▶ WORK INSTRUCTIONS
Please count how many lines below contain the word "eerstelijnszones" and reply with only that number.

▶ EXTRACTED INFORMATION
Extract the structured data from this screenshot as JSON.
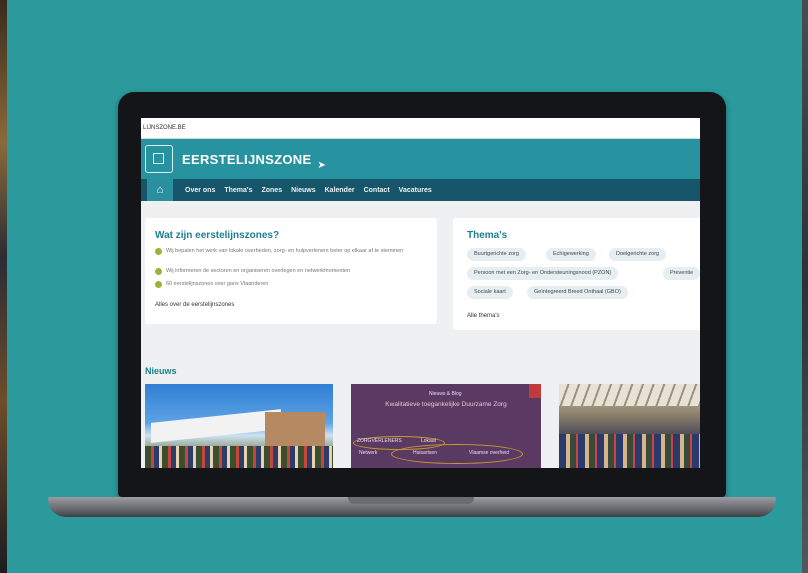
{
  "browser": {
    "address": "LIJNSZONE.BE"
  },
  "site": {
    "logo_text": "EERSTELIJNSZONE"
  },
  "nav": {
    "home_icon": "home-icon",
    "items": [
      "Over ons",
      "Thema's",
      "Zones",
      "Nieuws",
      "Kalender",
      "Contact",
      "Vacatures"
    ]
  },
  "intro": {
    "title": "Wat zijn eerstelijnszones?",
    "bullets": [
      "Wij bepalen het werk van lokale overheden, zorg- en hulpverleners beter op elkaar af te stemmen",
      "Wij informeren de sectoren en organiseren overlegen en netwerkmomenten",
      "60 eerstelijnszones over gans Vlaanderen"
    ],
    "link": "Alles over de eerstelijnszones"
  },
  "themas": {
    "title": "Thema's",
    "tags": [
      "Buurtgerichte zorg",
      "Echigewerking",
      "Doelgerichte zorg",
      "Persoon met een Zorg- en Ondersteuningsnood (PZON)",
      "Preventie",
      "Sociale kaart",
      "Geïntegreerd Breed Onthaal (GBO)"
    ],
    "link": "Alle thema's"
  },
  "news": {
    "title": "Nieuws",
    "item2": {
      "header": "Nieuws & Blog",
      "title": "Kwalitatieve toegankelijke Duurzame Zorg",
      "labels": [
        "ZORGVERLENERS",
        "Lokaal",
        "Netwerk",
        "Huisartsen",
        "Vlaamse overheid"
      ]
    }
  },
  "colors": {
    "background": "#2a9a9c",
    "header": "#2893a0",
    "nav": "#17566a",
    "accent": "#1d7f8d"
  }
}
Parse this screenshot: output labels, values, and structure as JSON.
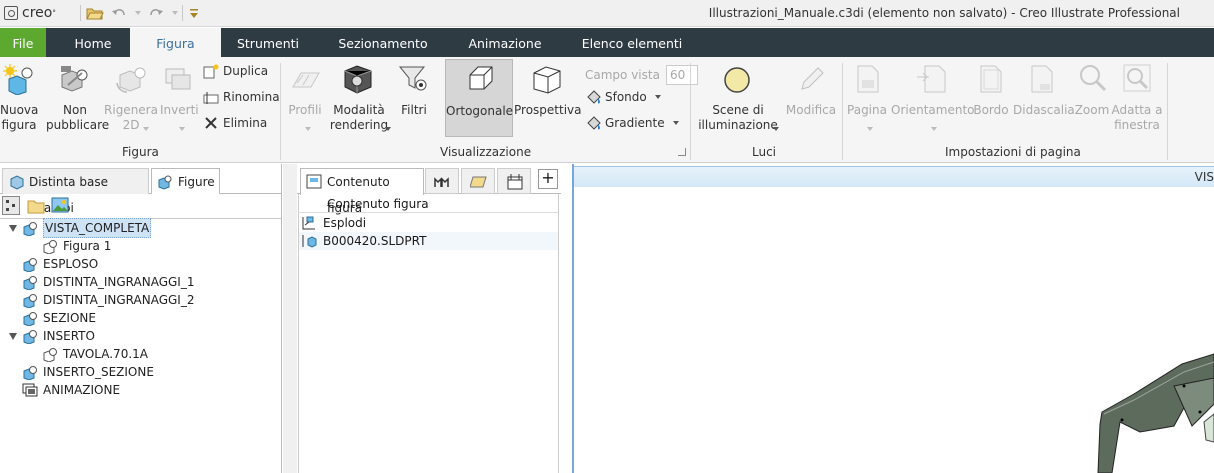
{
  "app": {
    "logo_text": "creo",
    "window_title": "Illustrazioni_Manuale.c3di (elemento non salvato) - Creo Illustrate Professional"
  },
  "tabs": [
    {
      "label": "File"
    },
    {
      "label": "Home"
    },
    {
      "label": "Figura"
    },
    {
      "label": "Strumenti"
    },
    {
      "label": "Sezionamento"
    },
    {
      "label": "Animazione"
    },
    {
      "label": "Elenco elementi"
    }
  ],
  "ribbon": {
    "figura": {
      "nuova_figura": "Nuova\nfigura",
      "non_pubblicare": "Non\npubblicare",
      "rigenera_2d": "Rigenera\n2D",
      "inverti": "Inverti",
      "duplica": "Duplica",
      "rinomina": "Rinomina",
      "elimina": "Elimina",
      "group_label": "Figura"
    },
    "visualizzazione": {
      "profili": "Profili",
      "modalita_rendering": "Modalità\nrendering",
      "filtri": "Filtri",
      "ortogonale": "Ortogonale",
      "prospettiva": "Prospettiva",
      "campo_vista_label": "Campo vista",
      "campo_vista_value": "60",
      "sfondo": "Sfondo",
      "gradiente": "Gradiente",
      "group_label": "Visualizzazione"
    },
    "luci": {
      "scene_illuminazione": "Scene di\nilluminazione",
      "modifica": "Modifica",
      "group_label": "Luci"
    },
    "impostazioni_pagina": {
      "pagina": "Pagina",
      "orientamento": "Orientamento",
      "bordo": "Bordo",
      "didascalia": "Didascalia",
      "zoom": "Zoom",
      "adatta_finestra": "Adatta a\nfinestra",
      "group_label": "Impostazioni di pagina"
    }
  },
  "left_panel": {
    "tabs": [
      {
        "label": "Distinta base ricambi"
      },
      {
        "label": "Figure"
      }
    ],
    "tree": [
      {
        "label": "VISTA_COMPLETA",
        "expanded": true,
        "selected": true
      },
      {
        "label": "Figura 1",
        "child": true
      },
      {
        "label": "ESPLOSO"
      },
      {
        "label": "DISTINTA_INGRANAGGI_1"
      },
      {
        "label": "DISTINTA_INGRANAGGI_2"
      },
      {
        "label": "SEZIONE"
      },
      {
        "label": "INSERTO",
        "expanded": true
      },
      {
        "label": "TAVOLA.70.1A",
        "child": true
      },
      {
        "label": "INSERTO_SEZIONE"
      },
      {
        "label": "ANIMAZIONE"
      }
    ]
  },
  "mid_panel": {
    "tab_label": "Contenuto figura",
    "column_header": "Contenuto figura",
    "rows": [
      {
        "label": "Esplodi"
      },
      {
        "label": "B000420.SLDPRT"
      }
    ]
  },
  "canvas": {
    "header_label": "VIS"
  },
  "colors": {
    "tabbar": "#2f3b43",
    "file_tab": "#5da82f",
    "active_tab_text": "#3d6fa3",
    "selection": "#cfe3f7",
    "model": "#5d6b5d"
  }
}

▶ EXERCISE SOLUTION
3